Screening

As soon as possible, youth entering the juvenile justice system should complete a valid, reliable screening as part of their intake process. The screening used should quickly identify youths that may have a substance abuse, mental health or co-occurring disorder and therefore are in need of a full assessment. 

In North Carolina, the majority of juvenile justice districts are using the Global Assessment of Individualized Needs – Short Screener (GAIN-SS), which has been integrated into North Carolina Juvenile Online Information Network (NC-JOIN), the web-based system used by juvenile justice staff to track the progress and placement of youth being served by various programs and facilities. For more information on the GAIN-SS, including training manual, visit the GAIN Coordinating Center online

In North Carolina, GAIN-SS screenings indicated that 73 percent of youth were in need of further assessment for mental health and/or substance use (based on scoring high on the total disorder).  Approximately 21 percent of youth indicate the need for substance abuse assessment/treatment (based on scoring moderate/high on substance disorder). 

Other valid, reliable screening tools include the Massachusetts Youth Screening Instrument-Version 2 (MAYSI-2), which is currently used by juvenile detention centers in North Carolina. 

Referral to Assessment

  • Based on the results of the screening as well as other information collected at intake, each local site should have clearly defined criteria for those who will be referred for a full assessment.
  • The referral process should be developed to minimize the time between referral and full assessment.

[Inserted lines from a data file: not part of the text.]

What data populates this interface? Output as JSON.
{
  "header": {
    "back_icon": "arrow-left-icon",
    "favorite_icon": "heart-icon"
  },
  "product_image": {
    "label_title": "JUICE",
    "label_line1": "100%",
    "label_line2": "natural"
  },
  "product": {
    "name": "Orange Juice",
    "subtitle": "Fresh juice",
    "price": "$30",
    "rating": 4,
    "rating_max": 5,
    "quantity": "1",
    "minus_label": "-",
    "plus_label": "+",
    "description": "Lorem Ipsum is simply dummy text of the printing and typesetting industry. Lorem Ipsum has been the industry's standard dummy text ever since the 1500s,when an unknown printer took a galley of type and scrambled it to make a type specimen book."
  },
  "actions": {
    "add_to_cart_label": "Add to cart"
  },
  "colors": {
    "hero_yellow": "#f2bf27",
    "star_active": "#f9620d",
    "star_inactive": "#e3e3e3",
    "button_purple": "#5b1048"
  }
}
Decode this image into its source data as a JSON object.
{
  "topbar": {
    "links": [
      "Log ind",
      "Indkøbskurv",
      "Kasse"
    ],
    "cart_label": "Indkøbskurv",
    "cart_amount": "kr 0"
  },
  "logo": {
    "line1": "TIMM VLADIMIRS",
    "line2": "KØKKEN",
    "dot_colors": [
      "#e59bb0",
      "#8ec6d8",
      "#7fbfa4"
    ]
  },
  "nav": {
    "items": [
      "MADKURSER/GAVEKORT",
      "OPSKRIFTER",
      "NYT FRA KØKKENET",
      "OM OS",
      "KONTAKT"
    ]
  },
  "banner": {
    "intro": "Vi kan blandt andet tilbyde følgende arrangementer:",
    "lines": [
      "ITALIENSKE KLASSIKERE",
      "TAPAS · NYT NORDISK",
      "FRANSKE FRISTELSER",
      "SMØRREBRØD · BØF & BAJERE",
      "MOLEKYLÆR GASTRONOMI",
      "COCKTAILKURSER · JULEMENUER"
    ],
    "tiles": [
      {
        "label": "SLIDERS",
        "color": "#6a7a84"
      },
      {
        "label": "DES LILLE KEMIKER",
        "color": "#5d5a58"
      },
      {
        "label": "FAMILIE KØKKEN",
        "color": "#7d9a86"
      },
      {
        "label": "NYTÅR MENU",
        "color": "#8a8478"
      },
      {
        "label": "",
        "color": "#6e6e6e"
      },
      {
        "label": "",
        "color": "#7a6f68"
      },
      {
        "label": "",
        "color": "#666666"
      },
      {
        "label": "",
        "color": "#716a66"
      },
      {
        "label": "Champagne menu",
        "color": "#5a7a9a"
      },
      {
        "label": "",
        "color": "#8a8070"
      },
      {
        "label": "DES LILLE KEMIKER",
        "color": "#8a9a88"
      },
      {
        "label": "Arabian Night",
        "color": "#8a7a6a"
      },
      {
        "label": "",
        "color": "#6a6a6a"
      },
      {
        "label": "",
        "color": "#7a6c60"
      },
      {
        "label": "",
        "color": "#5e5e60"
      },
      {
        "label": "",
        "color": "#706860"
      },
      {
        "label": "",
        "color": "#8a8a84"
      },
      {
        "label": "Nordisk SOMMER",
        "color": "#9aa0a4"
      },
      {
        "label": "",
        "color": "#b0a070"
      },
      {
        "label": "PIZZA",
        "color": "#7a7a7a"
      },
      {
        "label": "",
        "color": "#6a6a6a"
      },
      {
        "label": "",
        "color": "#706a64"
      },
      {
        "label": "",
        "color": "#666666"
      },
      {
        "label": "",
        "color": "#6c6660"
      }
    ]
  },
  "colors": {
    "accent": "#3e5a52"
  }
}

The criteria and process should be documented and integrated into local policy and procedures.
  • Local teams should monitor youth to ensure they are completing the full assessment and that any potential barriers have been identified and addressed. When possible, families should be given choice in the provider that will best meet their needs. 

Strategies for Connecting Youth with Assessments

Each local team should discuss strategies to help connect youth with assessments, including strategies to ease the scheduling of appointments, how to handle it when the client's needs do not match what's currently available, and to follow-up with clients. 

  • Encourage referrers to make the first appointment while the client is present.
  • Centralize appointment scheduling.
  • Establish walk-in hours so that clients are able to see a counselor for an assessment without an appointment.
  • Cross-train counselors to both assess and treat clients and assign backup counselors to see clients whenever the number of requests for service exceeds scheduled staffing levels.
  • Adjust staff schedules to meet client needs for service, including assessments.
  • If client cannot be seen promptly, refer the client elsewhere.
  • Remind Clients about Appointments - call clients 24-48 hours in advance to remind them about their next appointment.
  • Follow up with clients when they miss an appointment to find out why and to reschedule another appointment.

For more promising practices on removing barriers to treatment, check out the NIATx Toolkit

Assessment Tools

Youth referred on for a full assessment should have access to a valid, reliable and comprehensive assessment that identifies substance abuse, mental health and co-occurring disorders. This assessment should incorporate an assessment of the youth's strengths and assets as well.
When adopting an evidence-based tool, it is important to also ensure you have the appropriate infrastructure to support fidelity to the tool, including training, written policies and procedures, ongoing monitoring and funding mechanisms to support the use of the tool and infrastructure. 
It is also beneficial to be able to outline the differences between mental health screening and assessment and juvenile justice assessment.  A publication that outlines these issues is immediately below:

Screening and Assessment in Juvenile Justice Systems: Identifying Mental Health Needs and Risk of Reoffending

Below are examples of standardized assessment tools for adolescents: